Peace Bee Farm Master Beekeeper Richard Underhill of Conway, Arkansas muses on life with the bees and other things.
Wednesday, April 15, 2009
Meanwhile, Back at the Farm

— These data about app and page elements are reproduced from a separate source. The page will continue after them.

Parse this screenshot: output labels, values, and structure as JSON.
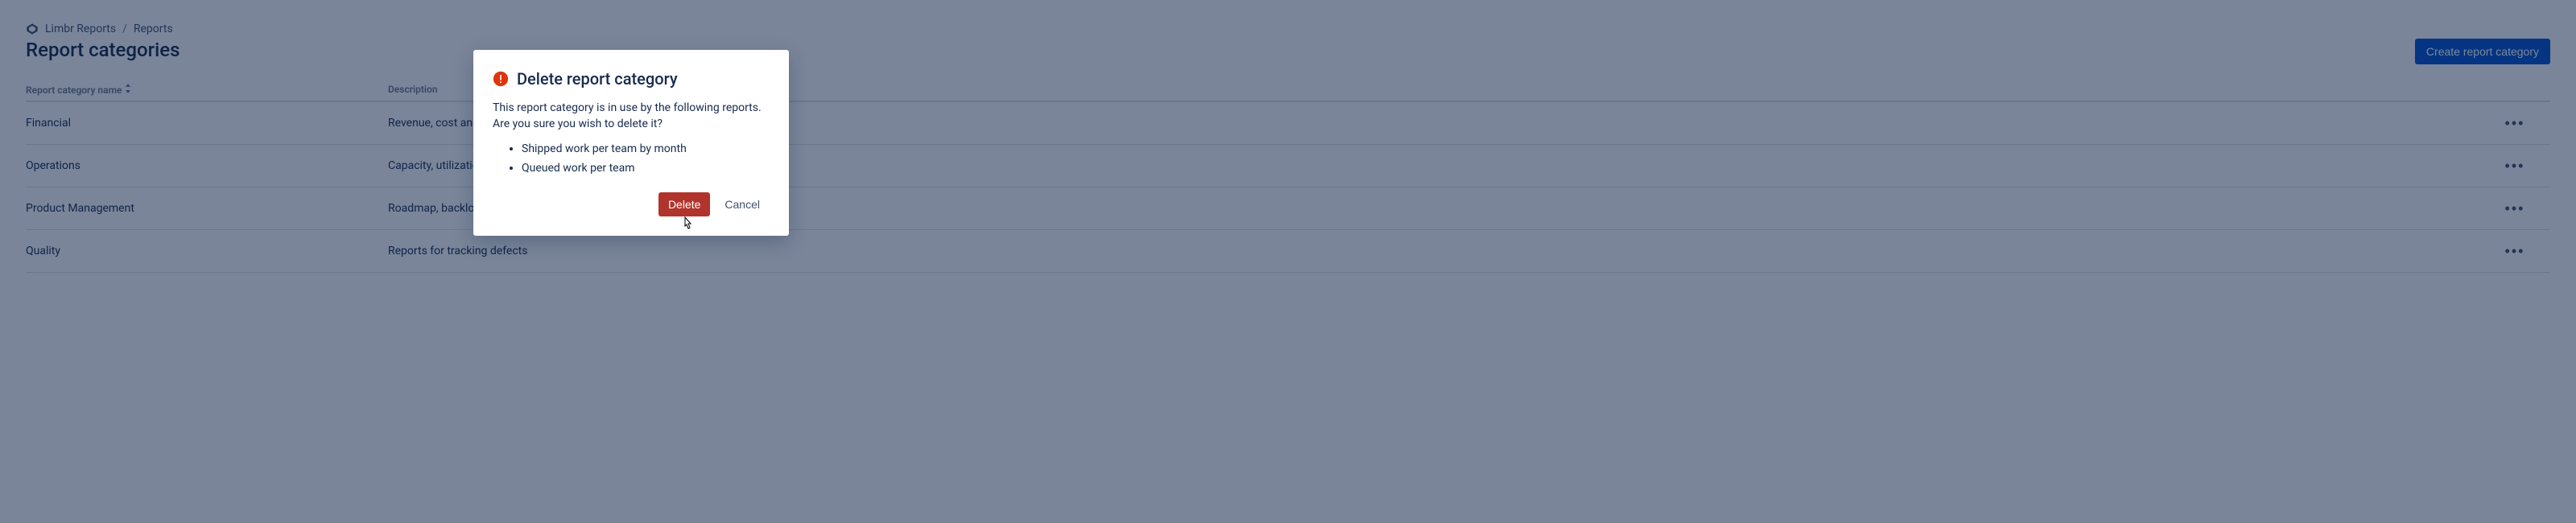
{
  "breadcrumb": {
    "app": "Limbr Reports",
    "section": "Reports"
  },
  "page_title": "Report categories",
  "create_button": "Create report category",
  "table": {
    "headers": {
      "name": "Report category name",
      "description": "Description"
    },
    "rows": [
      {
        "name": "Financial",
        "description": "Revenue, cost and profitability tracking"
      },
      {
        "name": "Operations",
        "description": "Capacity, utilization and throughput"
      },
      {
        "name": "Product Management",
        "description": "Roadmap, backlog and delivery status"
      },
      {
        "name": "Quality",
        "description": "Reports for tracking defects"
      }
    ]
  },
  "modal": {
    "title": "Delete report category",
    "body": "This report category is in use by the following reports. Are you sure you wish to delete it?",
    "items": [
      "Shipped work per team by month",
      "Queued work per team"
    ],
    "confirm": "Delete",
    "cancel": "Cancel"
  }
}
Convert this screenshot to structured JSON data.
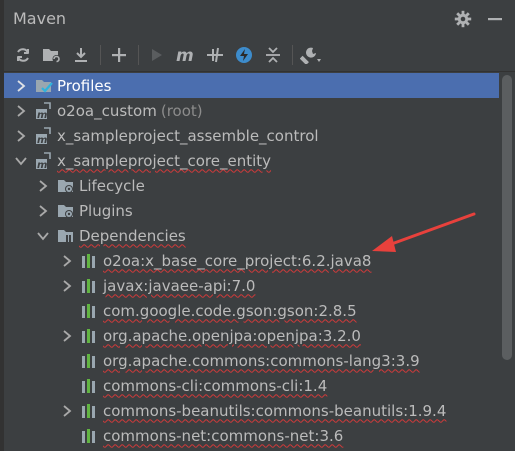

It’s spring, and nature replenishes itself. We try to help any way we can. Mostly, we try to provide the plants and animals with their appropriate habitat. In the bee yard new queen bees are emerging from their cells in the mating nucleus hives. Elsewhere, signs of wildlife and domestic creatures can be seen all about the farm. Wild Canada geese guard their hidden nests. Wary wood ducks enter their nesting boxes then are rarely seen. Screech owls occupy other wood duck boxes and raise their young in them. Great Blue Herons can be seen any day. The Ross’s goose seems to have enjoyed her winter’s stay and decided to skip the flight to the arctic. The American coot is getting comfortable on the lake bank by the queen bee mating yard. Guinea fowl regularly check out the queen bee evaluation yard. The Cooper’s hawk will fly under a parked truck to ambush a sparrow.
Rita holds an hours-old domestic goose, the first to hatch this season. The predators seemed to have taken an exceptional toll this past winter. It’s time for replenishment. --Richard
EAS Certified Master Beekeeper and Owner of Peace Bee Farm of Conway, Arkansas.
Former President of Arkansas Beekeepers Association, Tennessee Beekeepers Association, and Memphis Area Beekeepers Association. Recipient of the President's Volunteer Service Award.